  10. ^ Bosely, Sarah (16 February 2004). "One small miracle brings hope to thousands threatened by Aids". The Guardian. Retrieved 9 July 2008. 
  11. ^ Riotta, Gianni (9 December 2004). "Tra gli orfani nel Paese dell'Aids". Corriere della Sera (in Italian). Retrieved 9 July 2008. 
  12. ^ "Unicef: Wo die Spenden bleiben". Die Welt (in German). 13 June 2002. Retrieved 9 July 2008. 
  13. ^ Kitabu, Gerald (24 December 2007). "Alternative source of income may help to protect forest". IPP Media.

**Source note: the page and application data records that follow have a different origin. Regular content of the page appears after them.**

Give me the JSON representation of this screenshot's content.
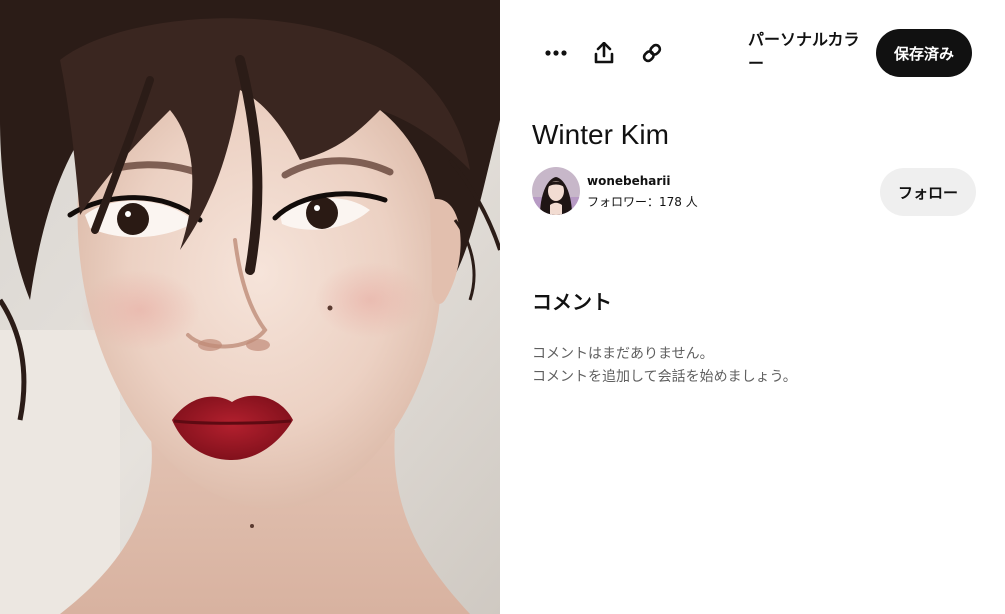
{
  "toolbar": {
    "more_icon": "ellipsis-icon",
    "share_icon": "share-upload-icon",
    "link_icon": "link-chain-icon",
    "board_name": "パーソナルカラー",
    "save_label": "保存済み"
  },
  "pin": {
    "title": "Winter Kim"
  },
  "creator": {
    "username": "wonebeharii",
    "followers": "フォロワー：178 人",
    "follow_label": "フォロー"
  },
  "comments": {
    "heading": "コメント",
    "empty_line1": "コメントはまだありません。",
    "empty_line2": "コメントを追加して会話を始めましょう。"
  },
  "colors": {
    "primary_dark": "#111111",
    "secondary_button": "#efefef",
    "muted_text": "#5f5f5f",
    "lip_red": "#9a1622"
  }
}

Archived from the original on 24 June 2008. Retrieved 22 July 2008. 
  14. ^ "Traditional leader says 250,000 people in central Malawi landless.". Asia Africa Intelligence Wire. 11 November 2004. Retrieved 22 July 2008. 
  15. ^ a b "Malawi police fire on Muslim demonstrators". Xinhua News Agency. 30 June 2003. Retrieved 10 July 2008. 

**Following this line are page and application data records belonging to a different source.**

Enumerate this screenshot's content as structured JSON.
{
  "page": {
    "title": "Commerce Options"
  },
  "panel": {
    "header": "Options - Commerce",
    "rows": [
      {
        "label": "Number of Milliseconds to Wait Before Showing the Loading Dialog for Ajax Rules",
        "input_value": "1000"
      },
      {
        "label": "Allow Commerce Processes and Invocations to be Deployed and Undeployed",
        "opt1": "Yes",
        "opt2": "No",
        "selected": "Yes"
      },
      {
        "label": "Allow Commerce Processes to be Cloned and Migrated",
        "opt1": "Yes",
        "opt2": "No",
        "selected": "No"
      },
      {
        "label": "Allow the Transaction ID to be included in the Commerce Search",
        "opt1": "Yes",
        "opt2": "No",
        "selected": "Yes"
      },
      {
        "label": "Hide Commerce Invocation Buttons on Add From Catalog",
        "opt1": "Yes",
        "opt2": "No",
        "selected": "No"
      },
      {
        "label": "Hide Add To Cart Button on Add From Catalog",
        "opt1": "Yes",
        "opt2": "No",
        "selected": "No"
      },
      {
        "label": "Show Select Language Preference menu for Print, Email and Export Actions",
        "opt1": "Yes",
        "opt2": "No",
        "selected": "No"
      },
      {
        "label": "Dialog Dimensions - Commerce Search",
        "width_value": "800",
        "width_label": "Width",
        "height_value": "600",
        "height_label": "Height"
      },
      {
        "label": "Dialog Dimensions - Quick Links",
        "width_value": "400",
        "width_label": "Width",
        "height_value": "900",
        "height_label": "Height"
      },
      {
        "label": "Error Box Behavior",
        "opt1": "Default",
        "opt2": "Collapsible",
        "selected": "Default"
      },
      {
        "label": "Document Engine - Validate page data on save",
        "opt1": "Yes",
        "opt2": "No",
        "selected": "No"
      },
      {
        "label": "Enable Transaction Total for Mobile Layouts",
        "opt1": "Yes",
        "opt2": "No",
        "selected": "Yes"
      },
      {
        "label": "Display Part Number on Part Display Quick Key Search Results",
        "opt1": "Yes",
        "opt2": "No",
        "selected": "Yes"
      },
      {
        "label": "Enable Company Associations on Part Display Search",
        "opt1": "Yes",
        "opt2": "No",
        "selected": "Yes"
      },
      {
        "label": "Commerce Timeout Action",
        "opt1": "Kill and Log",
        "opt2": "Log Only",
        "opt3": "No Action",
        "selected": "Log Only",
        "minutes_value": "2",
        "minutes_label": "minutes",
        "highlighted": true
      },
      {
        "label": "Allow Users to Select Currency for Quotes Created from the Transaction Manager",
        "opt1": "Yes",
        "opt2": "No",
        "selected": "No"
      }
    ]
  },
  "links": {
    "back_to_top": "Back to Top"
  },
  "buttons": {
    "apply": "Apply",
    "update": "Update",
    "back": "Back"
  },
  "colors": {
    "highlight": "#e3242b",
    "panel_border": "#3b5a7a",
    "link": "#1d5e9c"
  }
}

  16. ^ a b "Lent is about giving something back for Canon Malcolm". Peterborough Evening Telegraph. 4 February 2008. Retrieved 10 July 2008. 
  17. ^ "Malawi: Story Workshop Fights Child Labour". AllAfrica. 11 December 2002. Retrieved 22 July 2008. 
  18. ^ "Malawi police arrest 12 persons for electoral violence.". Panafrican News Agency. 23 November 2004. Retrieved 13 July 2008. 
  19. ^ "Malawi: MP Quizzes Govt Over Stadium Funds". AllAfrica. 27 April 2006. Retrieved 13 July 2008. 
  20. ^ "Malawi: MPs Defection Detrimental to Democracy – Kadzamira". AllAfrica. 25 January 2006. Retrieved 10 July 2008. 
  21. ^ Kashoti, Dickson (18 June 2008). "Gondwe throws out 50% salary hike for teachers". The Daily Times. Retrieved 22 July 2008. 
  22. ^ O'Leary, Sarah (16 February 2008). "Teachers fly out for charity". Ealing Times. Retrieved 9 July 2008. 
  23. ^ Tenthani, Raphael (14 May 2002). "Malawi's 'worst-ever' famine". BBC News. Retrieved 22 July 2008. 
  24. ^ "Malawi se enfrenta una crisis alimentaria que durará varios meses". El Mundo. 15 September 2005. Retrieved 22 July 2008. 
  25. ^ "Report on cholera outbreak in Malawi". MIJ FM. 24 January 2005. Retrieved 22 July 2008. 
  26. ^ Tenthani, Raphael (2 July 2003). "Malawi Muslim group condemns violence in protests of Al-Qaida arrests". Associated Press. Retrieved 10 July 2008. 
  27. ^ Herbert, Allan (20 January 2008). "UWI celebrating 60th anniversary". The Barbados Advocate. Retrieved 22 July 2008. 
  28. ^ "Malawi's Bingu: Eliminating dissent Kamuzu style". The Nyasa Times. 10 June 2008. Retrieved 22 July 2008.